Thinnet is used on Ethernet 10BASE2 networks and is the thinner and more flexible of the two. Unlike a thicknet, it uses a Bayonet Niell-Concelman (BNC) on each end to connect to computers. Thinnet is part of the RG-58 family of cable with a maximum cable length of 185 meters and transmission speeds of 10 Mbit/s.

Thicknet coaxial cabling is used with Ethernet 10BASE5 networks, has a maximum cable length of 500 meters and transmission speeds of 10 Mbit/s. It's expensive and not commonly used, though it was originally used to directly connect computers. The computer is connected to the transceiver at the cable from the attachment unit interface of its network card using a drop cable. Maximum thicknet nodes are 100 on a segment. One end of each cable is grounded.[2]

In the midst of the 1920s, coax was applied to telephone networks as inter-office trunks. Rather than adding more copper cable bundles with 1500 or 1000 pairs of copper wire and cable in them, it was possible to replace those big cables with much smaller coaxial cable.

The next major use of coax in telecommunications occurred in the 1950s, when it was deployed as submarine cable to carry international traffic. It was then introduced into the data processing realm in the mid 1960s. Early computer architectures required coax as the media type from the terminal to the host. Local area networks were predominantly based on coax from 1980 to about 1987.[citation needed]

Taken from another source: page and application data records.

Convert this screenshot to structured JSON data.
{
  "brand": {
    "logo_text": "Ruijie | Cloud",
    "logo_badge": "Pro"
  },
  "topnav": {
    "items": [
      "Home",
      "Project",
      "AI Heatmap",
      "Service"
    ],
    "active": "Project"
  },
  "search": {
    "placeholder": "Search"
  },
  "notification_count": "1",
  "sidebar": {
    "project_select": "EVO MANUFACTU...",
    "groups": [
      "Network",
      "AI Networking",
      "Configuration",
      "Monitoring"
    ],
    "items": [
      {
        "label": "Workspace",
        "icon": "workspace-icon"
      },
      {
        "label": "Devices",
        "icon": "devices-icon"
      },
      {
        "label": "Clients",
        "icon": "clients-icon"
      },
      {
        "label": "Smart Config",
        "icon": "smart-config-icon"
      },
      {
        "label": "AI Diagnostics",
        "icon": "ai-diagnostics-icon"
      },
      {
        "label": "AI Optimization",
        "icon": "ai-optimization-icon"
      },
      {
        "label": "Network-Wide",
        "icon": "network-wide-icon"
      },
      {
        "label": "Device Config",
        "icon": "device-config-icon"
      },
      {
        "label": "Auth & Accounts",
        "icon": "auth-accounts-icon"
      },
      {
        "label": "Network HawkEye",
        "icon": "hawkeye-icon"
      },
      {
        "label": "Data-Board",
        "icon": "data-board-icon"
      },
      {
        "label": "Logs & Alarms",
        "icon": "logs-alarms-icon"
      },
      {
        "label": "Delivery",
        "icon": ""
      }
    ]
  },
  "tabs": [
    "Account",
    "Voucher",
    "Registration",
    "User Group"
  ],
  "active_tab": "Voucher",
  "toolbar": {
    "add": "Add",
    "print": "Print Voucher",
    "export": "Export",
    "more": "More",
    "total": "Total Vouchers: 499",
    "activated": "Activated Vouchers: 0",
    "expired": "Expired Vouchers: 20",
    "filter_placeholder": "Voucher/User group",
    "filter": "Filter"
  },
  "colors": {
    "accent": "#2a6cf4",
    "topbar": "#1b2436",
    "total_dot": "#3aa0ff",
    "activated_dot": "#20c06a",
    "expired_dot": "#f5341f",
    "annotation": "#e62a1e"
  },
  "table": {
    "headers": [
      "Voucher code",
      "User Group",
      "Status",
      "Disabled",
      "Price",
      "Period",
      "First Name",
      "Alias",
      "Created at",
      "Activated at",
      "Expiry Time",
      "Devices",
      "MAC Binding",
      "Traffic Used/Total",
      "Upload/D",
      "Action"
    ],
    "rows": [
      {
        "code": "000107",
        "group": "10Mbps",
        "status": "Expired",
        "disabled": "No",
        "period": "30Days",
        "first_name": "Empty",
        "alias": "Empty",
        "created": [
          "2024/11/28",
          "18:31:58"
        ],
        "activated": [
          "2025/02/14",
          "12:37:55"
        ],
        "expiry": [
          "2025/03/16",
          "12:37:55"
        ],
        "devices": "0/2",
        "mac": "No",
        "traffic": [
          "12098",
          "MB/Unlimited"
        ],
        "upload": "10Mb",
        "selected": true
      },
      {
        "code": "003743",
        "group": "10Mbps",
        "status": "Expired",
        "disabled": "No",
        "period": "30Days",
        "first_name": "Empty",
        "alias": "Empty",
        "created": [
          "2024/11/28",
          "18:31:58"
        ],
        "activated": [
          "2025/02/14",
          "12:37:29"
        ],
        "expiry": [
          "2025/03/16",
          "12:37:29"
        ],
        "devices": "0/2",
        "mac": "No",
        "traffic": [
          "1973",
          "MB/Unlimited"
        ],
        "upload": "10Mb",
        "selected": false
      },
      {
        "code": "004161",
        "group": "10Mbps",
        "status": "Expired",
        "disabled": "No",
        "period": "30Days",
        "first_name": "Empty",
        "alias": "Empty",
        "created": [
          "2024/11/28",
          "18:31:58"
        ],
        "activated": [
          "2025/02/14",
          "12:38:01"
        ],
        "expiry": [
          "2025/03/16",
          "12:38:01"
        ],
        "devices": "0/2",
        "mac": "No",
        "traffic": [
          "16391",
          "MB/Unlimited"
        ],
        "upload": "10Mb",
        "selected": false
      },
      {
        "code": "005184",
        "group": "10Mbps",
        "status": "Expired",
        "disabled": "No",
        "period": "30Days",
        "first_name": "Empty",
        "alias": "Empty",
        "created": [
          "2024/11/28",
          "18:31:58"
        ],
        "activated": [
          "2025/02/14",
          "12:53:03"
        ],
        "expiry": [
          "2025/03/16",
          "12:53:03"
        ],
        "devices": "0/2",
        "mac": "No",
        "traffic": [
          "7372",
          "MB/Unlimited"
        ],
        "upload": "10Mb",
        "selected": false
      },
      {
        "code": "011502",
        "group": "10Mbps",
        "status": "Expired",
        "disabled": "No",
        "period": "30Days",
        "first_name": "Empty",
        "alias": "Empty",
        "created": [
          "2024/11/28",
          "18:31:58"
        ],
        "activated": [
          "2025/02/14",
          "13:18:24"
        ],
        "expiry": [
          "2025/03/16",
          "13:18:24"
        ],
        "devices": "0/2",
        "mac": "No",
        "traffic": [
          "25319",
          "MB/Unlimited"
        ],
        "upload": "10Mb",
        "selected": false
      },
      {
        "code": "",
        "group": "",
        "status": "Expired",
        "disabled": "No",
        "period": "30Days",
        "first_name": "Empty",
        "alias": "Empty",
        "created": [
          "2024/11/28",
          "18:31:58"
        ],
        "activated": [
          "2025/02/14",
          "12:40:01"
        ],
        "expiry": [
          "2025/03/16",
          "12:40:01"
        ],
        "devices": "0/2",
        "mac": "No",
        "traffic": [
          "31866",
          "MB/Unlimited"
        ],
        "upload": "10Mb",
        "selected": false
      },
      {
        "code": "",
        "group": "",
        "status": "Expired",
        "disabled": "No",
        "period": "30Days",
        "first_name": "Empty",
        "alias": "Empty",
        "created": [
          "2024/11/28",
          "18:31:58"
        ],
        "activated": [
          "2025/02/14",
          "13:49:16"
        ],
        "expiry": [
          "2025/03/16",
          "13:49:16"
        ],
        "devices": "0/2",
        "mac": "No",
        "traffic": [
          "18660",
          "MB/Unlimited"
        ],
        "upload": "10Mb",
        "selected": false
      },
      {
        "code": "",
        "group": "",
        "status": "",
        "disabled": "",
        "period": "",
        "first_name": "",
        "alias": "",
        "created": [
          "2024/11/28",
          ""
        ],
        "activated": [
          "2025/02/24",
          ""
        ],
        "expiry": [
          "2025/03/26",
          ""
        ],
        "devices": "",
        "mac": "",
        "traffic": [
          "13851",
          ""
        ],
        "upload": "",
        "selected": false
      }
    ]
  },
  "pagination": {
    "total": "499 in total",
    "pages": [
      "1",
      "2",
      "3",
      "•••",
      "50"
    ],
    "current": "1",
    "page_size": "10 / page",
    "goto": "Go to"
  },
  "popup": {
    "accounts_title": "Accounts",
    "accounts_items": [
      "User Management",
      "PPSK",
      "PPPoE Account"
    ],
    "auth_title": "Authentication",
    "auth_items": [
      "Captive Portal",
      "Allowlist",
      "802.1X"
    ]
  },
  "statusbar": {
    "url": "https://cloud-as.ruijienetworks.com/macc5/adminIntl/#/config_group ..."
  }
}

Coax has also been used in cable tv and the local loop, in the form of HFC architecture. HFC brings fiber as close as possible to the neighborhood. Fiber terminates at the neighborhood node, where coax fans out to provide home service.[3]

  • Broadband system-coax has sufficient frequency range to support multiple channels, allowing greater throughput.
  • Greater channel capacity - each of the multiple channels offers substantial capacity depending on the service location (6 MHz wide in North America, 8 MHz wide in Europe).
  • Greater bandwidth - compared to twisted pairs, it has greater bandwidth for each channel. This allows it to support a mixed range of services (voice, data, video, multimedia).
  • Lower error rates - the inner conductor serves as a Faraday shield that protects the network from electronic noise.
  • The bus network on which coax is deployed is susceptible to congestion, noise and security risks.
  • Great noise - the return path has some noise problems, and the end equipment requires added intelligence to take care of error control.
  • High installation costs
  • Susceptible to damage from lightning strikes - if lightning is conducted by a coaxial cable, it could very easily damage the equipment at the end of it.

Debate on physical media

With technology constantly changing, there is a debate on whether physical media is still prudent and necessary to an increasingly wireless world.[4] Wireless and physical media may actually complement each other, and physical media will matter more, not less, in a society dominated by the wireless technology.[4] However, other opinions consider physical media a dead technology that will eventually disappear.[5]


  1. ^ a b c d e f g h i j k l Agrawal, Manish (2010). Business Data Communications. John Wiley & Sons. pp. 36–44. ISBN 9780470483367.
  2. ^ a b "Physical Media". Retrieved 5 December 2012.
  3. ^ Lilian, Goleniewski (2007). Telecommunication Essentials. Addison Wesley Professional. p. 928. ISBN 978-0-13-290777-4.
  4. ^ a b Hon, Adrian. "Why physical media still matters". Telegraph Media Group Limited. Retrieved 2017-11-30.
  5. ^ Malik, Om. "Physical Media Is Dead, Long Live the App". GIGAOM. Retrieved 2017-11-30.

Other Languages